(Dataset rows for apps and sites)
────────────────

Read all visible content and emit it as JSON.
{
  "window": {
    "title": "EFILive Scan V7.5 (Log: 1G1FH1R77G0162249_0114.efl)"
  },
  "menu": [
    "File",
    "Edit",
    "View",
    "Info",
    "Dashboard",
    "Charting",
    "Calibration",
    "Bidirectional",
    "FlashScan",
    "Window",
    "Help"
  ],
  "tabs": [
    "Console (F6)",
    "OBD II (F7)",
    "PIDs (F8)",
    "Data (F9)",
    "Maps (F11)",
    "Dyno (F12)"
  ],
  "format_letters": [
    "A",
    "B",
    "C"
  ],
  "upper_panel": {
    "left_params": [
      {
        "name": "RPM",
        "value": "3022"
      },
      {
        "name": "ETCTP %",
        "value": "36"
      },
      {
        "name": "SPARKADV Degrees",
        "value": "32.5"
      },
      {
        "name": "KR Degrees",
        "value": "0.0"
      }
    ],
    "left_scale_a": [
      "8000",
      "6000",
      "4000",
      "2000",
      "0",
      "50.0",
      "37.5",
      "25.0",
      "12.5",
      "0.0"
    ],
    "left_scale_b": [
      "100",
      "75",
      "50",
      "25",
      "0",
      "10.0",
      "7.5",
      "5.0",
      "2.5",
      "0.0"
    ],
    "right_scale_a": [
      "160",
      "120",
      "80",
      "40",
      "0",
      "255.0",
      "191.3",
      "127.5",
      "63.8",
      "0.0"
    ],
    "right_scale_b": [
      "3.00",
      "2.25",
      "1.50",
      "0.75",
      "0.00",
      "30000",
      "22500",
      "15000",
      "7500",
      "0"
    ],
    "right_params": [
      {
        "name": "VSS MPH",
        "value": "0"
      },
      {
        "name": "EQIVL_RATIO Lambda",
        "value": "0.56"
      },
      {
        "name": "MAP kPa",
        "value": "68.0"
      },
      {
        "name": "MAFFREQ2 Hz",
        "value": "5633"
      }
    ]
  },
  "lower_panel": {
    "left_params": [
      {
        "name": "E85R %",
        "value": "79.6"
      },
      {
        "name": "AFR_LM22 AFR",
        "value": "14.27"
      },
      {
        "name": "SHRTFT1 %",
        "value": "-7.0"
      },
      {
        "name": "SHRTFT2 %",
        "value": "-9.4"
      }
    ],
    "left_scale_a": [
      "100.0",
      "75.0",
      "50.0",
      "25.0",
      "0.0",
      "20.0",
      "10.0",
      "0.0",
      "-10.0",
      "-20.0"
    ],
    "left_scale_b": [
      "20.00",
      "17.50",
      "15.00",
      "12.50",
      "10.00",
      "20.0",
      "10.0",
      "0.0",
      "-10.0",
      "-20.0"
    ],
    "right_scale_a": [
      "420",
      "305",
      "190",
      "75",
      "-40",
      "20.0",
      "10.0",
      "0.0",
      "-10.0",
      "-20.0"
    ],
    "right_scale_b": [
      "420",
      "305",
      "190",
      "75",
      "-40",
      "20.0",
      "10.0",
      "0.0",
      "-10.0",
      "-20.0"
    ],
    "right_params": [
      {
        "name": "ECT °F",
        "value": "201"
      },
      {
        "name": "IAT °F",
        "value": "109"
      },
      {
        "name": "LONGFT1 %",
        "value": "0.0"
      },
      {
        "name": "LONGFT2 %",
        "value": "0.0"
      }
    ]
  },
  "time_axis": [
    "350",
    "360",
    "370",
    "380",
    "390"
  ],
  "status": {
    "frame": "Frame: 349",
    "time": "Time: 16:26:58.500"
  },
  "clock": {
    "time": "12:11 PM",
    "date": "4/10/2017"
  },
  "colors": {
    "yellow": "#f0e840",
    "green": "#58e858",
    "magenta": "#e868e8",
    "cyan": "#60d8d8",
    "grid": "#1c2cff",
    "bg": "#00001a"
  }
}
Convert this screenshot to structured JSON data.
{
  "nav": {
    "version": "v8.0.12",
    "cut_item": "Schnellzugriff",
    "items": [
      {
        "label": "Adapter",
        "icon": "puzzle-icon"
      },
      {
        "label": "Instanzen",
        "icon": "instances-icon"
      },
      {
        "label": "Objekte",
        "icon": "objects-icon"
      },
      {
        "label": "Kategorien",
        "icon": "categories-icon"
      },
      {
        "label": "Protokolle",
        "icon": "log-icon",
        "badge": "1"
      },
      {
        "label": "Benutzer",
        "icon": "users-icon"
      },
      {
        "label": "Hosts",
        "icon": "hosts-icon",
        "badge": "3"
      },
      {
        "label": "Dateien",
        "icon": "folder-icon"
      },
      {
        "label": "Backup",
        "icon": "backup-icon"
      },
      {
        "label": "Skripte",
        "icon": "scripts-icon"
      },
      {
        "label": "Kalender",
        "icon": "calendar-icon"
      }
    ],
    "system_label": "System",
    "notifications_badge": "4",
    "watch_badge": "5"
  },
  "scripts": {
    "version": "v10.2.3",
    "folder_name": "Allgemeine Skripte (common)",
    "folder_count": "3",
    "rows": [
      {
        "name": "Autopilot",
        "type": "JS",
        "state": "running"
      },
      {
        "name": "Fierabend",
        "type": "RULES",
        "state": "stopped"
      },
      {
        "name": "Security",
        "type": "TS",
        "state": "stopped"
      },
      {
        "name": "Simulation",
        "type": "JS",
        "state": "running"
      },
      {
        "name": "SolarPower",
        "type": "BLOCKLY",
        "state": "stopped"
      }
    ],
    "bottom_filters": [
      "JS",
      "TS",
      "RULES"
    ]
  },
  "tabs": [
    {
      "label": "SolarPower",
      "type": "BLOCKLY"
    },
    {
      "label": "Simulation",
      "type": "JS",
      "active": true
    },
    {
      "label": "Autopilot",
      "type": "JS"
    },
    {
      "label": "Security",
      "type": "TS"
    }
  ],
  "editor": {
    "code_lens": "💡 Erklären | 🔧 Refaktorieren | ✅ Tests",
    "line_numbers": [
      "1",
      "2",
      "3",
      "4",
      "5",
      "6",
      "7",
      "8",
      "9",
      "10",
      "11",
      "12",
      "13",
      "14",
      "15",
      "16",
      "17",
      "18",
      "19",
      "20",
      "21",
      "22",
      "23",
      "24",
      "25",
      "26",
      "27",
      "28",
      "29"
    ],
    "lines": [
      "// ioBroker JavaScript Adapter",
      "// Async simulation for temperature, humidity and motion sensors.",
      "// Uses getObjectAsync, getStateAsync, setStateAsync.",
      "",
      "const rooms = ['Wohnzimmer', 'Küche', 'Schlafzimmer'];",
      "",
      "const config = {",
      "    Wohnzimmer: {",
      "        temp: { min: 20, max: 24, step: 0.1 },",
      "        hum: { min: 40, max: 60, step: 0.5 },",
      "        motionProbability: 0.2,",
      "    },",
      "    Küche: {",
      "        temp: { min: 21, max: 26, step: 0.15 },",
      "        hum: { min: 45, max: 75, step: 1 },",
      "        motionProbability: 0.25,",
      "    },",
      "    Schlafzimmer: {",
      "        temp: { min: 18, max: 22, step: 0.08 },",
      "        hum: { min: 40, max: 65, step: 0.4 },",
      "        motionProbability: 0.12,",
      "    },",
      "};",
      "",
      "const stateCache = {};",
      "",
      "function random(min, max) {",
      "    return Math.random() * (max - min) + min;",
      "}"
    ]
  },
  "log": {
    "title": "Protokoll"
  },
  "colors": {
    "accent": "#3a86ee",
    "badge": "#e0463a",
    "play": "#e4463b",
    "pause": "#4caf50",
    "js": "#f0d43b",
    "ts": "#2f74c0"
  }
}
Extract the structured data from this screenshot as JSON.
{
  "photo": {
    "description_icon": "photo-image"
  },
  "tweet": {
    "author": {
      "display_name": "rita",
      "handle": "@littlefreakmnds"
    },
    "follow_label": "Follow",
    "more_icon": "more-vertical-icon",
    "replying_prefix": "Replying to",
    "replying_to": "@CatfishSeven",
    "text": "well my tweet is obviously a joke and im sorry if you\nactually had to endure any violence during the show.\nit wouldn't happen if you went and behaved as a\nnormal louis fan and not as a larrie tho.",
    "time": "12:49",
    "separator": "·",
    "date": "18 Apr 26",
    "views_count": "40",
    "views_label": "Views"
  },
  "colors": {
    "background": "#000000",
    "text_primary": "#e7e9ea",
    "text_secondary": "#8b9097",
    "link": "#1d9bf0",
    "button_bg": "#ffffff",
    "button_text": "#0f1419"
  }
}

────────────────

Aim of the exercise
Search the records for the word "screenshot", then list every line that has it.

Worked solution
Convert this screenshot to structured JSON data.
Extract the structured data from this screenshot as JSON.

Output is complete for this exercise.